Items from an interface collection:
·····

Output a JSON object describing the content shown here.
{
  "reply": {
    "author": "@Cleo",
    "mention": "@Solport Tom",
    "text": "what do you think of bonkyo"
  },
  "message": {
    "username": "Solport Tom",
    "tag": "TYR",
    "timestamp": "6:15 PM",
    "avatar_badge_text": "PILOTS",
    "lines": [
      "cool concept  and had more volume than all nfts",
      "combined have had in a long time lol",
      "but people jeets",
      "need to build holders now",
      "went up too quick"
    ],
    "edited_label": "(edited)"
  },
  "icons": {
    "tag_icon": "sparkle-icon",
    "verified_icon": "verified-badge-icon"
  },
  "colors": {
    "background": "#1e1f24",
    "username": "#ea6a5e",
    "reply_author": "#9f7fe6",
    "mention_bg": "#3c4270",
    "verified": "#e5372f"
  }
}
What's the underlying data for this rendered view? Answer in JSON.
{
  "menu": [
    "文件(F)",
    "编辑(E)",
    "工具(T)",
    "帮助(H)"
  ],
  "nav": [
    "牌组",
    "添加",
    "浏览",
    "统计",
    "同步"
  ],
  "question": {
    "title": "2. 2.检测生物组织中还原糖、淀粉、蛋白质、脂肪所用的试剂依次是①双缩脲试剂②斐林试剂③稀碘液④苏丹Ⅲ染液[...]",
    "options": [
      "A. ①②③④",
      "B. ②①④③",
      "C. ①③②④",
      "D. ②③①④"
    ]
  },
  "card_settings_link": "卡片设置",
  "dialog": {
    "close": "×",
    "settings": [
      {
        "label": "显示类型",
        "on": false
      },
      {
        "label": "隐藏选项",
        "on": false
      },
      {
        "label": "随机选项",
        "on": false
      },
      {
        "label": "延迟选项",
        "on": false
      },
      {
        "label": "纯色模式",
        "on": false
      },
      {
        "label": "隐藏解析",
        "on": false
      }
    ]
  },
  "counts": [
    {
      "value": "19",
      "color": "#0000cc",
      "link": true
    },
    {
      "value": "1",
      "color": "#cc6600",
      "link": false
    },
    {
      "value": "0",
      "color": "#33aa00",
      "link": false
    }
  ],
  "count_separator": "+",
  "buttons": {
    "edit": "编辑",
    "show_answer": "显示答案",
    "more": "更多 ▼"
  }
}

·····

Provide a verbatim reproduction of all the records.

Task result -
Output a JSON object describing the content shown here.
{
  "reply": {
    "author": "@Cleo",
    "mention": "@Solport Tom",
    "text": "what do you think of bonkyo"
  },
  "message": {
    "username": "Solport Tom",
    "tag": "TYR",
    "timestamp": "6:15 PM",
    "avatar_badge_text": "PILOTS",
    "lines": [
      "cool concept  and had more volume than all nfts",
      "combined have had in a long time lol",
      "but people jeets",
      "need to build holders now",
      "went up too quick"
    ],
    "edited_label": "(edited)"
  },
  "icons": {
    "tag_icon": "sparkle-icon",
    "verified_icon": "verified-badge-icon"
  },
  "colors": {
    "background": "#1e1f24",
    "username": "#ea6a5e",
    "reply_author": "#9f7fe6",
    "mention_bg": "#3c4270",
    "verified": "#e5372f"
  }
}
What's the underlying data for this rendered view? Answer in JSON.
{
  "menu": [
    "文件(F)",
    "编辑(E)",
    "工具(T)",
    "帮助(H)"
  ],
  "nav": [
    "牌组",
    "添加",
    "浏览",
    "统计",
    "同步"
  ],
  "question": {
    "title": "2. 2.检测生物组织中还原糖、淀粉、蛋白质、脂肪所用的试剂依次是①双缩脲试剂②斐林试剂③稀碘液④苏丹Ⅲ染液[...]",
    "options": [
      "A. ①②③④",
      "B. ②①④③",
      "C. ①③②④",
      "D. ②③①④"
    ]
  },
  "card_settings_link": "卡片设置",
  "dialog": {
    "close": "×",
    "settings": [
      {
        "label": "显示类型",
        "on": false
      },
      {
        "label": "隐藏选项",
        "on": false
      },
      {
        "label": "随机选项",
        "on": false
      },
      {
        "label": "延迟选项",
        "on": false
      },
      {
        "label": "纯色模式",
        "on": false
      },
      {
        "label": "隐藏解析",
        "on": false
      }
    ]
  },
  "counts": [
    {
      "value": "19",
      "color": "#0000cc",
      "link": true
    },
    {
      "value": "1",
      "color": "#cc6600",
      "link": false
    },
    {
      "value": "0",
      "color": "#33aa00",
      "link": false
    }
  ],
  "count_separator": "+",
  "buttons": {
    "edit": "编辑",
    "show_answer": "显示答案",
    "more": "更多 ▼"
  }
}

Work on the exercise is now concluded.